There's no reason for me to post the following email message from US Rep. Dennis Kucinich other than the fact I was a HUGE fan of Roy Rogers when I was a child. And apparently, so too is Kucinich (or whoever writes his email pronouncements.)
For an extended period of time in my idyllic youth, I insisted everyone call me Roy. And I wore a cowboy hat virtually 24-7. I called one of my parent's best friends, who visited us frequently from Up North, "Gabby" -- after Roy's grizzled sidekick. I went to the Houston Fat Stock Show & Rodeo in the Sam Houston Coliseum to see him and Dale and Trigger. And I watched The Roy Rogers Show whenever it came on the black & white TV, to the chagrin of my older sister, who much preferred The Mickey Mouse Club, which I think was televised at the same time.
What does this have to do with the current devate over Universal Health Care? No idea. I have little understanding of how the current health system works, as in, who're the Bad Guys and who're the Good Guys. Not a clue!
But Dennis Kucinich thinks he knows and here's what he has to say:
The Senate cannot pass a health care bill with a public option. The House cannot pass a bill without one. The public wants a public option. The insurance industry wants a private mandate. The White House is in trouble on this and is calling upon the Senate to find a way out of this dark passage.

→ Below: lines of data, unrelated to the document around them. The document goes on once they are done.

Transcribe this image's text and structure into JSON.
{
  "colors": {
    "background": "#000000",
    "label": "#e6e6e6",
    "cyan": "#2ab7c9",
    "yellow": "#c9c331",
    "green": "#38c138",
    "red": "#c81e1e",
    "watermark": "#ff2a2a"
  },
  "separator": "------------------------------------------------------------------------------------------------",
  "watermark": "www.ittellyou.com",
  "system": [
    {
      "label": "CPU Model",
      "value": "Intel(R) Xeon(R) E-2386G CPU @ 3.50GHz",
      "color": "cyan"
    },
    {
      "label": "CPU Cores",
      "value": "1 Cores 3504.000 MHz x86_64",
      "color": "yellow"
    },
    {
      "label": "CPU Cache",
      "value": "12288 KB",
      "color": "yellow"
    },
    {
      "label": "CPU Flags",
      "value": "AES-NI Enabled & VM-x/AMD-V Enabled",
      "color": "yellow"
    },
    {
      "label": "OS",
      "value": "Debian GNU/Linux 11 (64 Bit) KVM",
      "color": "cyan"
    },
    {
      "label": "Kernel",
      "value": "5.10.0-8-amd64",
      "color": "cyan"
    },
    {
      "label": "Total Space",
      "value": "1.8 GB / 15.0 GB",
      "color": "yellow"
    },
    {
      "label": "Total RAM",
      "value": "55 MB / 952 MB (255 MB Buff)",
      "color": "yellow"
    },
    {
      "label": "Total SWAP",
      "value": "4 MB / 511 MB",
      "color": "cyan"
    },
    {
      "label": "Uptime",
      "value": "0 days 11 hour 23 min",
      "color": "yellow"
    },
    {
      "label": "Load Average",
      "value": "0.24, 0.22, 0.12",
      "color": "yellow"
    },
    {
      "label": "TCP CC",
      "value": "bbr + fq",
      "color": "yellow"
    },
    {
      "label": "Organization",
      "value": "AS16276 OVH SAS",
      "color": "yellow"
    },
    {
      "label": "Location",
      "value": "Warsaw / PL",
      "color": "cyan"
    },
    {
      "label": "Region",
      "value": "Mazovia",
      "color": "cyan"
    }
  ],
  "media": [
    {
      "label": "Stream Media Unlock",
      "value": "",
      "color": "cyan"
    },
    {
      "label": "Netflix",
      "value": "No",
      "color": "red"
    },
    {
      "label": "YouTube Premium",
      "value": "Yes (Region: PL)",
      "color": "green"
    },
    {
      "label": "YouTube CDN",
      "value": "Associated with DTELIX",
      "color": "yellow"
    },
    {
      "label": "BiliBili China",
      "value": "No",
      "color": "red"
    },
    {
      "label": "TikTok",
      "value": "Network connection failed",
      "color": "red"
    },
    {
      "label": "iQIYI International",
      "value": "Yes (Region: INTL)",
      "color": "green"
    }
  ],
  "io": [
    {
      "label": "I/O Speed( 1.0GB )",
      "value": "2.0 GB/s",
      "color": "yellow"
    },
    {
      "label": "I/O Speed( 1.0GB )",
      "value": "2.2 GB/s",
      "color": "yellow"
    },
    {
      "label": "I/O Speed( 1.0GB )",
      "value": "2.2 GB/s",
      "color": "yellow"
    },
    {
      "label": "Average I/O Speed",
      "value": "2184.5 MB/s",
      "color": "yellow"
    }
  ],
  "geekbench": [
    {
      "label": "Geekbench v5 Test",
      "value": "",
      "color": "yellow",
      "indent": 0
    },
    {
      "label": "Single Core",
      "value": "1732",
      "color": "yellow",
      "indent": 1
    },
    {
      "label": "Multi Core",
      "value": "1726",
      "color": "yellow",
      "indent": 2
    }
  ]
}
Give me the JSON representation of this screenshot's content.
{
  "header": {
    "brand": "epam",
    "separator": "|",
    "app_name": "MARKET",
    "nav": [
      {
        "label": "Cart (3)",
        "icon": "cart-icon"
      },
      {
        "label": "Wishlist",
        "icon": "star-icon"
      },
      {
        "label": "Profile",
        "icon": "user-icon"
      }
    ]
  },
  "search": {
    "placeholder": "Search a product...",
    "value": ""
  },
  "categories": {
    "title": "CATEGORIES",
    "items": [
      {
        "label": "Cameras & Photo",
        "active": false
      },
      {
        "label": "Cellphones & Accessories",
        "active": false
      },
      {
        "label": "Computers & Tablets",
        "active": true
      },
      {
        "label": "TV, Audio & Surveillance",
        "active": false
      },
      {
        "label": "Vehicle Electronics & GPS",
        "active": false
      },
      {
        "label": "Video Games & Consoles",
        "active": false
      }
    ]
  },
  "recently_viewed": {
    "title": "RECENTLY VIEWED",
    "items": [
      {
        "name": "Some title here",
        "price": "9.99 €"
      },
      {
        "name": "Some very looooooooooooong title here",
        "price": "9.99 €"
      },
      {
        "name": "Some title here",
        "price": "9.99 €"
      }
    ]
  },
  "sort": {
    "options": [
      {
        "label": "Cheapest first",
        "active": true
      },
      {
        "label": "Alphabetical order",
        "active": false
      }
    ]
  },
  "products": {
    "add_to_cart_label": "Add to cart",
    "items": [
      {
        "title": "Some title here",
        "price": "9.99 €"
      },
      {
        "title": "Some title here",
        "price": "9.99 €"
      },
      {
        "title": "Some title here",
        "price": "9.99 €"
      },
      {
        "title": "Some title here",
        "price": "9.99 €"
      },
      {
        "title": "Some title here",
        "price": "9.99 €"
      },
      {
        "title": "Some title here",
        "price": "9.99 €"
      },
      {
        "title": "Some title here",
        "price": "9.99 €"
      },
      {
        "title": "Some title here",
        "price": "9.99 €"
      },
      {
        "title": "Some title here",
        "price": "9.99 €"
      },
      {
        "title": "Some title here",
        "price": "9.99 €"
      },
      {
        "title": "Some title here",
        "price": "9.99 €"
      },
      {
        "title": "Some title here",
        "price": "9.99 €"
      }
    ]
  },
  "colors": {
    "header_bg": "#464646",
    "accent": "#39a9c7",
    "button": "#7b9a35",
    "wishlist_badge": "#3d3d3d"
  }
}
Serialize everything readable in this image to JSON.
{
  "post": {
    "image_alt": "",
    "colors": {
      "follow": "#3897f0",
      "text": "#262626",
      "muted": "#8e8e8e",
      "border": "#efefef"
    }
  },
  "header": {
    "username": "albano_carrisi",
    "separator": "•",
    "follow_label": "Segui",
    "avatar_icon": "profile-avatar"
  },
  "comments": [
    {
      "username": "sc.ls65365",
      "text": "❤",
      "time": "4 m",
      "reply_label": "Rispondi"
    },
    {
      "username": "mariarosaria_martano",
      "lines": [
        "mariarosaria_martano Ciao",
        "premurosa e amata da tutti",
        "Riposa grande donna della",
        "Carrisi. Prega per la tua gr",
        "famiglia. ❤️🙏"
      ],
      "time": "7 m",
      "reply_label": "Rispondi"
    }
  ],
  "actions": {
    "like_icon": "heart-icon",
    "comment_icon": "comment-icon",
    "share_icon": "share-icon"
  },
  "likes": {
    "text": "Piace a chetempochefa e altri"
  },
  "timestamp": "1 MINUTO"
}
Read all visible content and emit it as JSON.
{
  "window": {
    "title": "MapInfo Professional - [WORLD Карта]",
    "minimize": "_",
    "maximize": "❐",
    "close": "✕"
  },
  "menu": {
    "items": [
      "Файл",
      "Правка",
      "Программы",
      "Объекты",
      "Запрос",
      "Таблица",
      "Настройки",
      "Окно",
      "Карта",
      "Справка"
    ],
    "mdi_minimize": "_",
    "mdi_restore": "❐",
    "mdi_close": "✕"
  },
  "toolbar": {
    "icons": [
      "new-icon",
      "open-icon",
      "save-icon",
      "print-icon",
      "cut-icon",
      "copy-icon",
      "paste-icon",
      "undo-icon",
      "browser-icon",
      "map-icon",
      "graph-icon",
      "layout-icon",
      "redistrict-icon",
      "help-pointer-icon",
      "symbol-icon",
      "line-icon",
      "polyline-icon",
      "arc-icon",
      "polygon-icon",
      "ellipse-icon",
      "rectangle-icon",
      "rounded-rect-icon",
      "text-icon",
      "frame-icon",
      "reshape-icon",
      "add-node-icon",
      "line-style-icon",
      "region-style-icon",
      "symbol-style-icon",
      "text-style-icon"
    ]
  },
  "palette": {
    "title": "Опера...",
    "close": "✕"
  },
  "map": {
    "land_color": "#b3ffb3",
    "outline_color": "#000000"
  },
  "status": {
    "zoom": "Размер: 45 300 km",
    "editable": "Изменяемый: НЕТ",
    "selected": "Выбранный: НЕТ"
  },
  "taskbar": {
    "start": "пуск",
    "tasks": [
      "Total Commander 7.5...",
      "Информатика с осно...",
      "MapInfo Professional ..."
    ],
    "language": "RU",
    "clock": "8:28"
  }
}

So, Boys and Girls, return with us now as the Senators will take a page from out of the old West. They are going to do what cowboy hero Roy Rogers did when he got in a jam: Call for Trigger, the Golden Palomino. Trigger, the trusty steed who rode to glory against those phantom cattle rustlers who sold insurance against physical harm, provided however that the small town marks bought the stolen beef.
In this scene Trigger will come off his mount of glory at the Roy Rogers and Dale Evans Museum in Branson, Missouri and gallop to the mount of glory on Capitol Hill, rear up a dazzling 24ft, and by his sheer electrifying presence rescue the US Senate and the Administration from today's rustlers.
It is Washington, DC, so they promptly slap on a confused Trigger a corporate blanket with corporate logos from insurance companies: Pre-Existing Trigger. Lower Cost Trigger. Patient Access Trigger. The Senators will jump on this horse and ride straight for the sunset. Giddy-up Trigger, past that broken down Public Option dray horse. Gallop into the conference committee with full force. Charge!
I am carried away by prospect of rescue by the one horse I can believe in. Sadly, Trigger will never save us from the rustlers. He'll just stand there, mounted, in all of his spectacular equine power ever poised to spring into action, ever ready to hustle out the rustlers, or something like that.